• _What is being asked_
Examine the material below and count the lines that hold the word "note". Report only the number.
** Opening Raw data block **
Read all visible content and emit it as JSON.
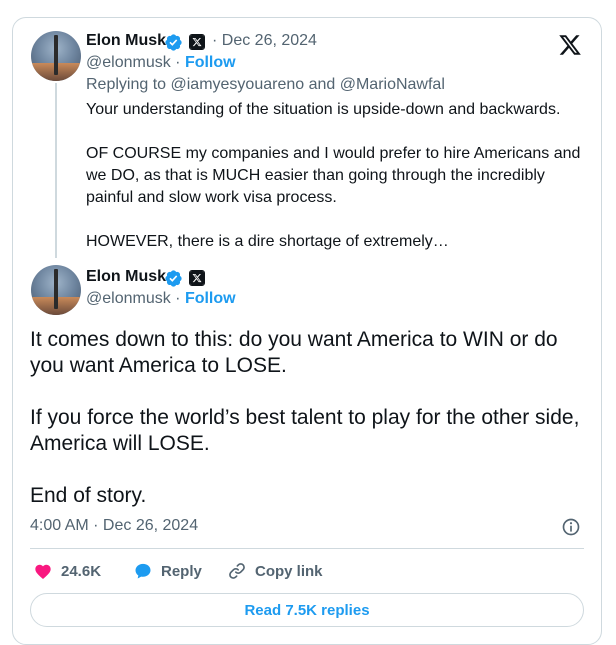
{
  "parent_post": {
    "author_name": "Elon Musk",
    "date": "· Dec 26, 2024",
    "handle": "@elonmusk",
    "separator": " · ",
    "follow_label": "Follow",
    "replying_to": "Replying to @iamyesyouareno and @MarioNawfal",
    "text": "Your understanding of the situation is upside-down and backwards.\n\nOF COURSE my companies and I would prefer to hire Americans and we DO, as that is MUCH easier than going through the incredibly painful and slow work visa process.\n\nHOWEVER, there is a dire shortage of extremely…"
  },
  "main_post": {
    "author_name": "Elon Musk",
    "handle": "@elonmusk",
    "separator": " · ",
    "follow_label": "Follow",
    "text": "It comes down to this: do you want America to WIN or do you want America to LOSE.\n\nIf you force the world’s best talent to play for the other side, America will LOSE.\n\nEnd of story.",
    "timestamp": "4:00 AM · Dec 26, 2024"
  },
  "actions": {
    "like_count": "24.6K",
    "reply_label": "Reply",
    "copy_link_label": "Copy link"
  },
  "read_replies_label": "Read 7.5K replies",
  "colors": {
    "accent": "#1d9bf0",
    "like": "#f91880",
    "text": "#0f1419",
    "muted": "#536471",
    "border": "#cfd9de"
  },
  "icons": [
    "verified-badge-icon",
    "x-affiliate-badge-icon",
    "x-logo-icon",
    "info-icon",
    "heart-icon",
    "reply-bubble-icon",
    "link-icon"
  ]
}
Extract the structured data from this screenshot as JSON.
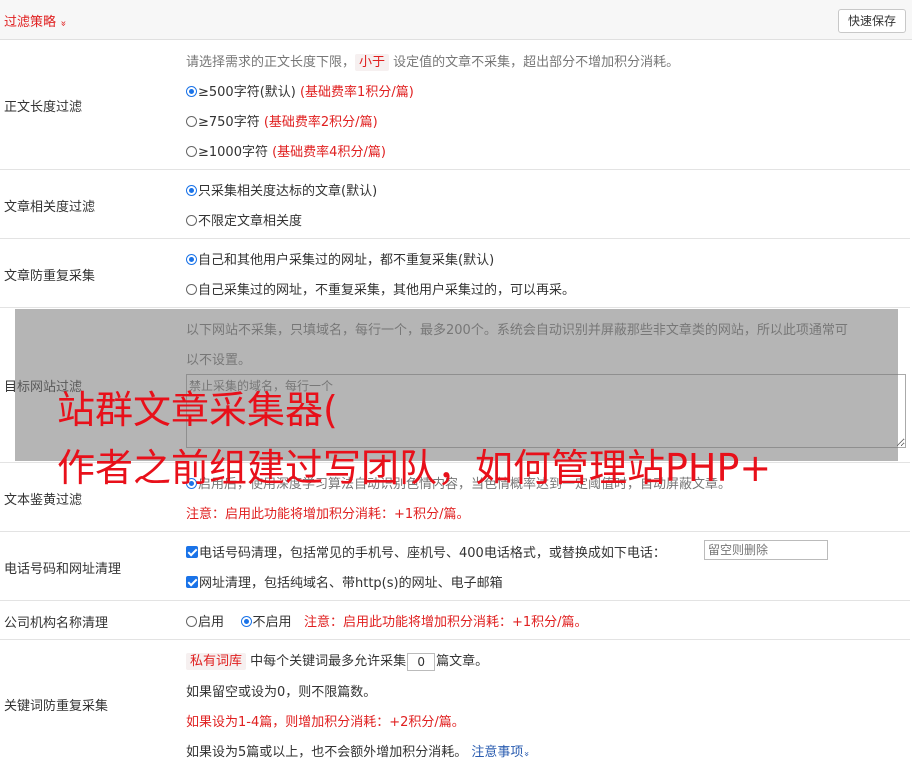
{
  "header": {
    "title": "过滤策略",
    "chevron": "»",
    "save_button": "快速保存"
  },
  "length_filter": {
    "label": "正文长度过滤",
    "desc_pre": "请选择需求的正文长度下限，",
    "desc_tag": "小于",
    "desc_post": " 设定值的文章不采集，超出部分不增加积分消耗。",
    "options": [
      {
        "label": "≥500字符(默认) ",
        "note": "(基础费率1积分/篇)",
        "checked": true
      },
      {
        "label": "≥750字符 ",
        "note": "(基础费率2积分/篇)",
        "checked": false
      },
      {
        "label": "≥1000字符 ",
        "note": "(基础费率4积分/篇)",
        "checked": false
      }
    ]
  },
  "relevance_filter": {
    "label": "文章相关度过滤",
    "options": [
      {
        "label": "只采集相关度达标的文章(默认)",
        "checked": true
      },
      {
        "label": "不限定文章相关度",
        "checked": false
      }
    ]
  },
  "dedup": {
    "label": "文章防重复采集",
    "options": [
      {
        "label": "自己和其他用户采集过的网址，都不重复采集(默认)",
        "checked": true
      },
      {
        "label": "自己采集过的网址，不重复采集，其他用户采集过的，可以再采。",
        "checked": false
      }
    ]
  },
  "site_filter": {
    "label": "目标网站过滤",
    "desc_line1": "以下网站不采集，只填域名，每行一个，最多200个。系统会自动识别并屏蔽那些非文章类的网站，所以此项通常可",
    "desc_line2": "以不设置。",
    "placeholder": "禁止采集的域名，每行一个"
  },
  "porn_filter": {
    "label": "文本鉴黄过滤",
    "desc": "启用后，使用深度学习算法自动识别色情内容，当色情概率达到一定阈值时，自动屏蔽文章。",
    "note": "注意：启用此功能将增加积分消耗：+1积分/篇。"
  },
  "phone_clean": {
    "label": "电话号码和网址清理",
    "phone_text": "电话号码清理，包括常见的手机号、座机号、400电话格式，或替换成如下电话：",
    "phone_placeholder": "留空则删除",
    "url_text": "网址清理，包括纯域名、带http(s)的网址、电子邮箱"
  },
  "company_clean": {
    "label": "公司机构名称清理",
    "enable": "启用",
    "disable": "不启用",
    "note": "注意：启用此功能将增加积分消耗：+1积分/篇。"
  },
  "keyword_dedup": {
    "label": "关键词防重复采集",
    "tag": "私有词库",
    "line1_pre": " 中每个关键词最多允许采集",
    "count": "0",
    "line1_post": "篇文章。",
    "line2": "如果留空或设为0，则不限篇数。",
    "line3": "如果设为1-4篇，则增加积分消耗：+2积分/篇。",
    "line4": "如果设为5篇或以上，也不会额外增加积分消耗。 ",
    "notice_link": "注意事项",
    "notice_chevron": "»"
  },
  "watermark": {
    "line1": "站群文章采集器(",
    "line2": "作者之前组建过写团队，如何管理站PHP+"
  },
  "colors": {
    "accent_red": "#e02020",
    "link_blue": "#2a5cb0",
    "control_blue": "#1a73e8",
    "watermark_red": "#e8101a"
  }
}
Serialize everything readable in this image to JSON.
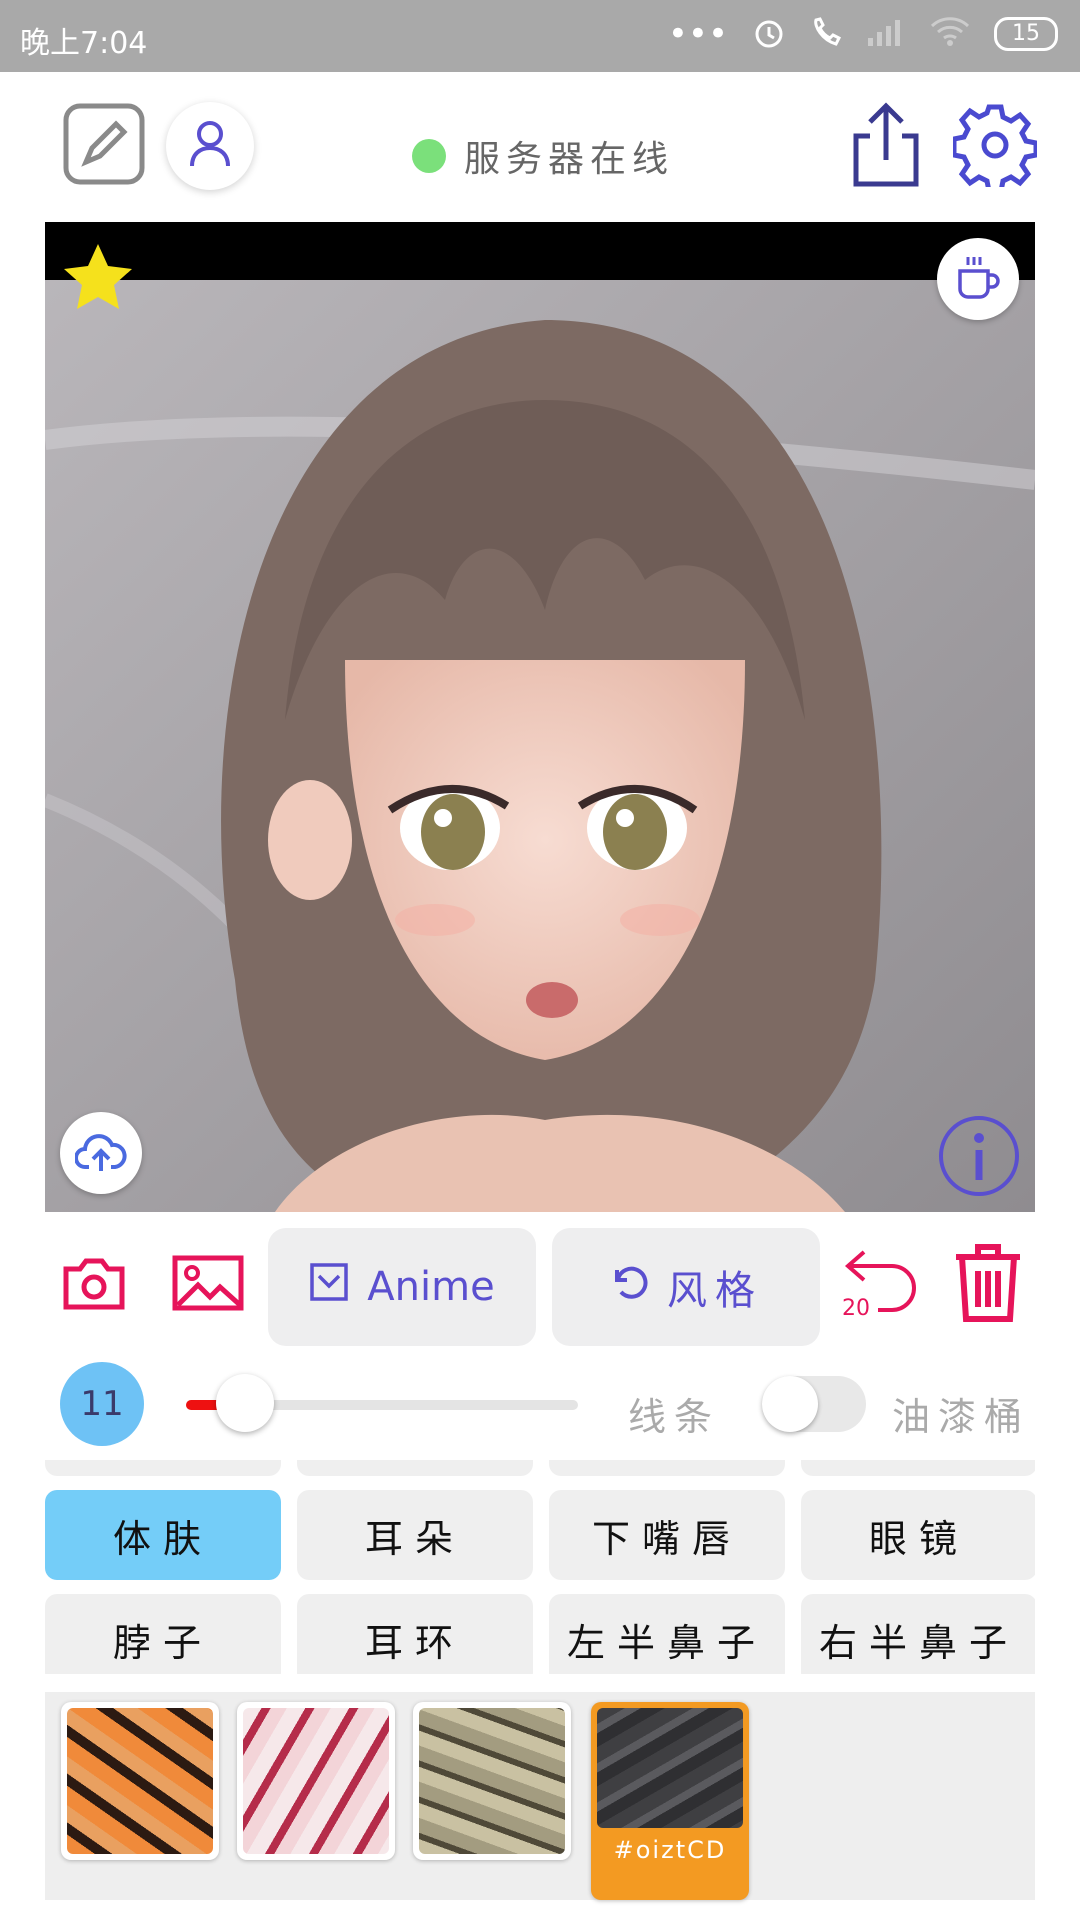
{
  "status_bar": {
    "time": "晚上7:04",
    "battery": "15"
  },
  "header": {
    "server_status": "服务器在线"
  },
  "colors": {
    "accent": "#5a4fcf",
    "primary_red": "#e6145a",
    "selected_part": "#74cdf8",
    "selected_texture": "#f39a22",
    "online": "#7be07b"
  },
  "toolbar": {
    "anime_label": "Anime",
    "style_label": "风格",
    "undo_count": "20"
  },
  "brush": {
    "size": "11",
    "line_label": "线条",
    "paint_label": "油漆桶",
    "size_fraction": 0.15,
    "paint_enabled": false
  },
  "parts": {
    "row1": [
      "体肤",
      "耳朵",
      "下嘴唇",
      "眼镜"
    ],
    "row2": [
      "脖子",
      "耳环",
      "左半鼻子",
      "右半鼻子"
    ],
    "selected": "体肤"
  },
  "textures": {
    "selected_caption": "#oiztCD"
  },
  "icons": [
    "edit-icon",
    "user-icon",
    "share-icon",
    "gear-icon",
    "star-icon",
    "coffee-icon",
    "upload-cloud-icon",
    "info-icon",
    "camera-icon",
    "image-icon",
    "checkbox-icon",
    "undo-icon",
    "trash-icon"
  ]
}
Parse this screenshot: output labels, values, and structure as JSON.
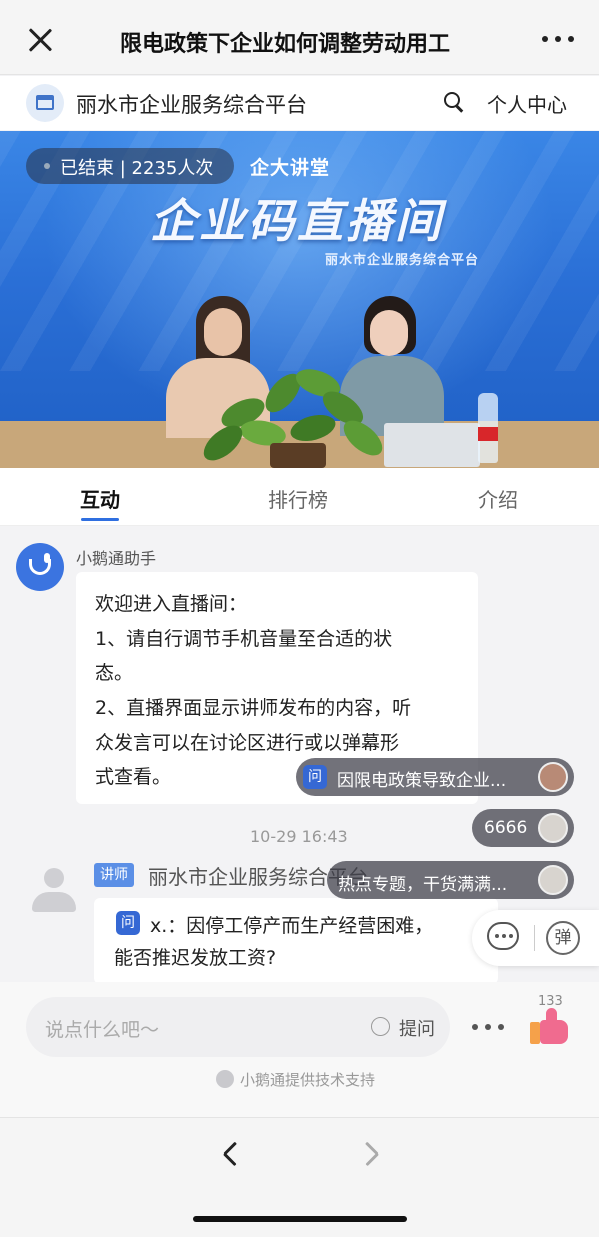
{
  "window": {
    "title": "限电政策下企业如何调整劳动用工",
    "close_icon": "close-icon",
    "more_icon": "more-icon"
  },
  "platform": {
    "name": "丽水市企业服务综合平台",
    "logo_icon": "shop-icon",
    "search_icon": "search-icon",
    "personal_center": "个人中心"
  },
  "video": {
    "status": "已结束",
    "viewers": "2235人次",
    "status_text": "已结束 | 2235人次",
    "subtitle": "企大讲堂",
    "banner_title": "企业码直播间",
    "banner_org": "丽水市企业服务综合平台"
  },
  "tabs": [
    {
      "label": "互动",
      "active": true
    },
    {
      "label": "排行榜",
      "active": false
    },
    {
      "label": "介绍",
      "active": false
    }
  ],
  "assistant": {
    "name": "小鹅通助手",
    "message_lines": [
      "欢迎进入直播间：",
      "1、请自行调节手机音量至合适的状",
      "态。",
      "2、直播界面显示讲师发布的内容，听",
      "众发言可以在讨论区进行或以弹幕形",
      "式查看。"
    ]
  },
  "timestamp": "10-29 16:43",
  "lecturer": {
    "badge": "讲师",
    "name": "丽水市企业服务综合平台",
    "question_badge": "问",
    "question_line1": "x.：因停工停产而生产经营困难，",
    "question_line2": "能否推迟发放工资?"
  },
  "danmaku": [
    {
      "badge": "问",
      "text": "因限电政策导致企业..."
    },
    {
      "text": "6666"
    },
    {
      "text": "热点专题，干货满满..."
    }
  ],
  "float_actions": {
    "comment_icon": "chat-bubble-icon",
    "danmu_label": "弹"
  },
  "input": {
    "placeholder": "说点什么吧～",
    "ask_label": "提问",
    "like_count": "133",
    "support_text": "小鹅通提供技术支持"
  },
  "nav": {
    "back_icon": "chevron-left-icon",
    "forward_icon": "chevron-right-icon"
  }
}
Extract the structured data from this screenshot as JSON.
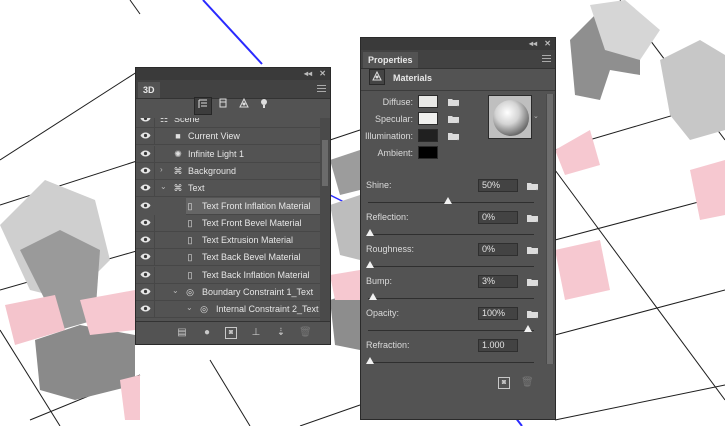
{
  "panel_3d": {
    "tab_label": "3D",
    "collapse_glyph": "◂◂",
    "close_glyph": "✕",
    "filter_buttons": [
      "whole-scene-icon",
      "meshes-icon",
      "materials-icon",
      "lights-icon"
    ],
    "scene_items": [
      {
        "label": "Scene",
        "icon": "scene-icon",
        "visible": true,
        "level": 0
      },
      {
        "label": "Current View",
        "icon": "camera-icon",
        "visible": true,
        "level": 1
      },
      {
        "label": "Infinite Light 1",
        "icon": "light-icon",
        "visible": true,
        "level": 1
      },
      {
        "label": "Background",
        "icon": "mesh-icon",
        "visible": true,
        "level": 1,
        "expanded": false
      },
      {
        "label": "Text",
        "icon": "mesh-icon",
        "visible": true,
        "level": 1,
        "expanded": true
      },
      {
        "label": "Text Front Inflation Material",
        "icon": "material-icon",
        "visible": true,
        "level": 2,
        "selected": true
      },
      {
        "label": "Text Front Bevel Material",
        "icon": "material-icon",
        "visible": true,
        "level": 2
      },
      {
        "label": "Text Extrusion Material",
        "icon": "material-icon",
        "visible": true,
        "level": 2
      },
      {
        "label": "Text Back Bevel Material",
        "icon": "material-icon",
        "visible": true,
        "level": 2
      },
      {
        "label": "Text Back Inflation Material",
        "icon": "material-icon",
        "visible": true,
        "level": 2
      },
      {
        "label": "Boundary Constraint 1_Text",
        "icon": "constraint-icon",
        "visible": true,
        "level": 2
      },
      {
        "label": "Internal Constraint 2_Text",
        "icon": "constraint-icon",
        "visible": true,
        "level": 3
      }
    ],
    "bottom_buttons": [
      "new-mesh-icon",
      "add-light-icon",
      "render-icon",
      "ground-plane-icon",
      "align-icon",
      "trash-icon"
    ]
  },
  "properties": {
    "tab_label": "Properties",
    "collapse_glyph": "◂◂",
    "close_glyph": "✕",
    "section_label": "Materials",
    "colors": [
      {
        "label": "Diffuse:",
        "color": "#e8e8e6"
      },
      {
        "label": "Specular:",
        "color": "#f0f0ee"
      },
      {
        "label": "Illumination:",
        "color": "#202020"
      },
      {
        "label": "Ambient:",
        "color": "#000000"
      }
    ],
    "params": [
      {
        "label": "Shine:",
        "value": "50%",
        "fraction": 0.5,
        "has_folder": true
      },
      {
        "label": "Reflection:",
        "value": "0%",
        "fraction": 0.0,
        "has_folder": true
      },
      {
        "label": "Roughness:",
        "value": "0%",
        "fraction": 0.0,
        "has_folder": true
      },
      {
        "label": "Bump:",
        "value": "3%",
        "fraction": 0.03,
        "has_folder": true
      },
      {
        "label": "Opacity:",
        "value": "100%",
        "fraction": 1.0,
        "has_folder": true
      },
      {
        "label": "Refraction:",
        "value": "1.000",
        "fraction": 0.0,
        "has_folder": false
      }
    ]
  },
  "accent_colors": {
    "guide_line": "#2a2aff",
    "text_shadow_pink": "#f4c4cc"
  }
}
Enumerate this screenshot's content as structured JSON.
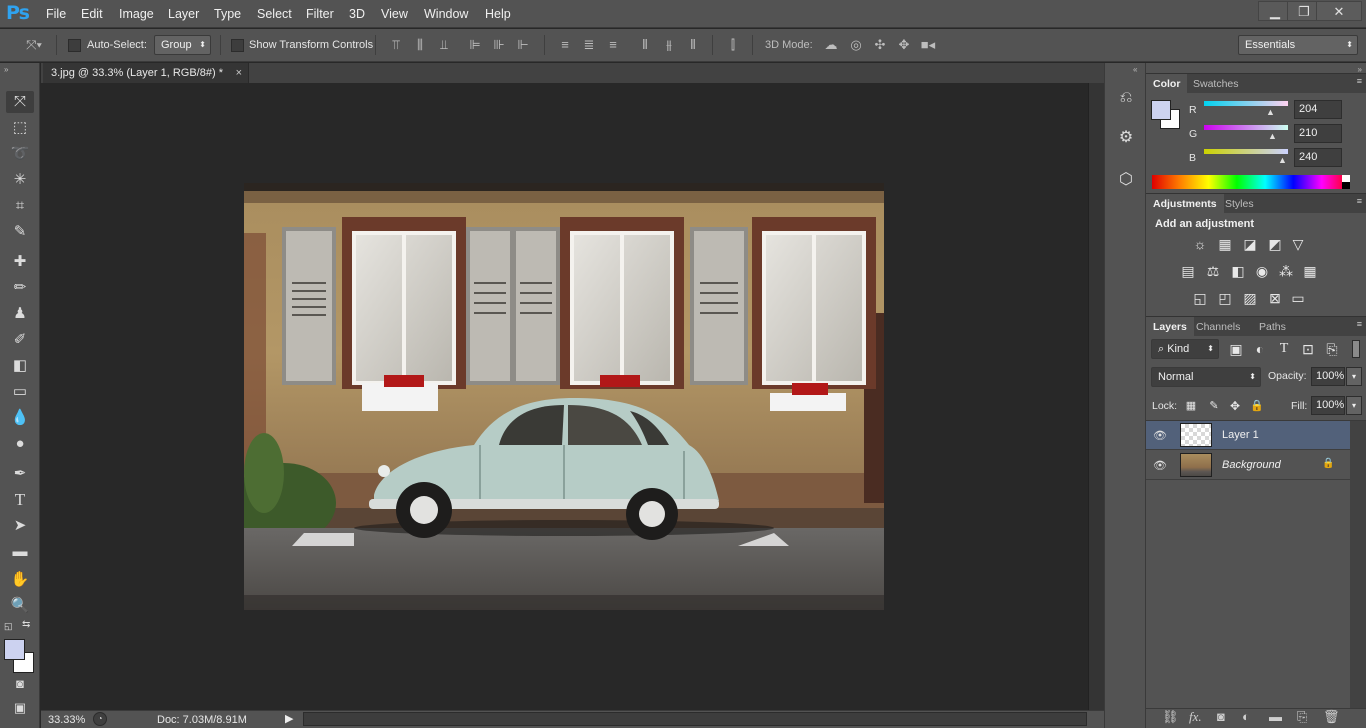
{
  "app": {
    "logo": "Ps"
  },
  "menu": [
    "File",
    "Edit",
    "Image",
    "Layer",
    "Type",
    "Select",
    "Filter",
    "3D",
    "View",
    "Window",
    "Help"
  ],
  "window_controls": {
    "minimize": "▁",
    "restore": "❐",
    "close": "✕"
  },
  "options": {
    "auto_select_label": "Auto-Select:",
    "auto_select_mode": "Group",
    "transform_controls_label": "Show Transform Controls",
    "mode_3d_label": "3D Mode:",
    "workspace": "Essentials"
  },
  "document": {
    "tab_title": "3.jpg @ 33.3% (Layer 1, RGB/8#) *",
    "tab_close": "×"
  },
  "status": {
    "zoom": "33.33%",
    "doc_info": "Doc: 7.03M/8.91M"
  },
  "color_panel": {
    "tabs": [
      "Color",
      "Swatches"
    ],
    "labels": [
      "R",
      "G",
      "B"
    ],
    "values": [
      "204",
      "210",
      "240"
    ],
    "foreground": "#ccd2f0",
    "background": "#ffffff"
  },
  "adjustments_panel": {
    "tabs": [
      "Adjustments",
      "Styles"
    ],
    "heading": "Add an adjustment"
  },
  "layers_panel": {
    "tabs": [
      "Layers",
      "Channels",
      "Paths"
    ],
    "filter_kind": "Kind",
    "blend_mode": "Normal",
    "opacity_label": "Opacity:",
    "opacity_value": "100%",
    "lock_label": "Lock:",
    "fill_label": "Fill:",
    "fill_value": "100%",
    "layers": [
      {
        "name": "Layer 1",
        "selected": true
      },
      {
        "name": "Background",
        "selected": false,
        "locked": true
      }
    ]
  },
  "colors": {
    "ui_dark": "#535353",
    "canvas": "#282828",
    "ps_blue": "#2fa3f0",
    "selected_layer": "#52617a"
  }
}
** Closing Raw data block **
• _Task answer_
5